Later, Jem has a change of heart.  When Scout finds a blanket on her shoulders as Miss Maudie’s house is on fire, he begs Atticus not to tell on Boo.  He appreciates that Boo has done nothing but try to help them, and was trying to keep Jem out of trouble when he mended the pants.  It is a nice gesture from Boo, and we begin to see him differently as well.

Last Updated by eNotes Editorial on
An illustration of the letter 'A' in a speech bubbles

"When I went back. . . they were folded across the fence. . . like they were expectin' me. . . And something else—They'd been sewed up. Not like a lady sewed 'em, like somethin' I'd try to do. All crooked. It's almost like—somebody knew you were comin' back for 'em. . . Like somebody could tell what I was gonna do. Can't anybody tell what I'm gonna do lest they know me, can they, Scout?" (58).

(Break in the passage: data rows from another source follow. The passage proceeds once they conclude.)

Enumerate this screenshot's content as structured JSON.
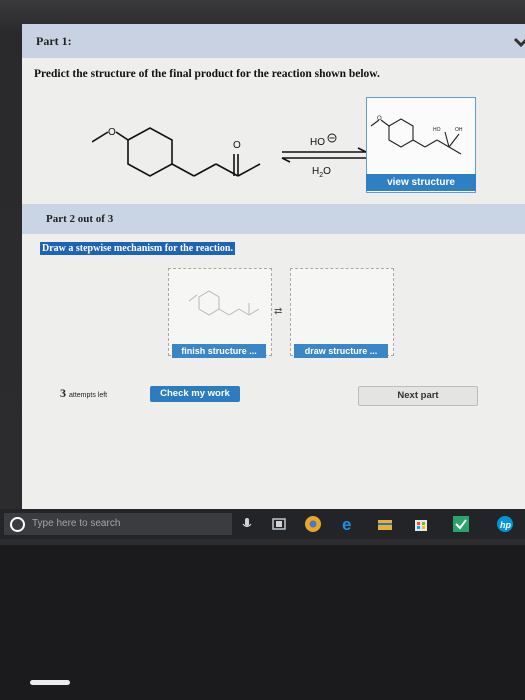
{
  "part1": {
    "header": "Part 1:",
    "question": "Predict the structure of the final product for the reaction shown below.",
    "reagent_top": "HO",
    "reagent_bottom_main": "H",
    "reagent_bottom_sub": "2",
    "reagent_bottom_end": "O",
    "product_labels": [
      "HO",
      "OH"
    ],
    "view_button": "view structure"
  },
  "part2": {
    "header": "Part 2 out of 3",
    "instruction": "Draw a stepwise mechanism for the reaction.",
    "finish_button": "finish structure ...",
    "draw_button": "draw structure ..."
  },
  "footer": {
    "attempts_count": "3",
    "attempts_label": "attempts left",
    "check_button": "Check my work",
    "next_button": "Next part"
  },
  "taskbar": {
    "search_placeholder": "Type here to search"
  },
  "colors": {
    "accent_blue": "#2f7fc3",
    "header_band": "#c8d2e2",
    "taskbar": "#222427"
  }
}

The above passage shows Jem telling Scout more than just the facts of finding his pants mended. Jem realizes that it was most likely Boo who had done him the favor of freeing and mending his pants. This is ironic because previous to this episode, the kids thought they were spying on Boo, or at least trying to do so, but in reality, he was watching them. By watching the kids from his house, probably every summer—year in and year out—Boo would certainly get to know the personalities of Jem, Scout, and Dill. Jem must feel frightened about this situation, or at least a little taken aback, because of the irony.

Another thing that Jem discovers is that Boo understands what's going on in the neighborhood, with the kids, and life in general. He is probably more shy than he is crazy. Because of all the rumors and superstitions thrown around town about Boo, it would seem as if he was someone who didn't know the difference between right and wrong, or cause and effect. But as we can see above, he is intelligent and understands enough even to help others.

Last Updated by eNotes Editorial on
An illustration of the letter 'A' in a speech bubbles

The episode you are talking about happens in Chapter 6.  In it, Jem gets his pants stuck in the fence at the Radleys' and has to leave them there so he can escape.

When he comes back in the night to get them, they have been taken out from under the fence.  They have been sewn up (but not very well) and they have been folded and left for him.

Jem does not tell Scout that this has happened until the next chapter.

This episode is important because it implies that Boo is not just some scary creature but is actually kind and thoughtful.

Last Updated by eNotes Editorial on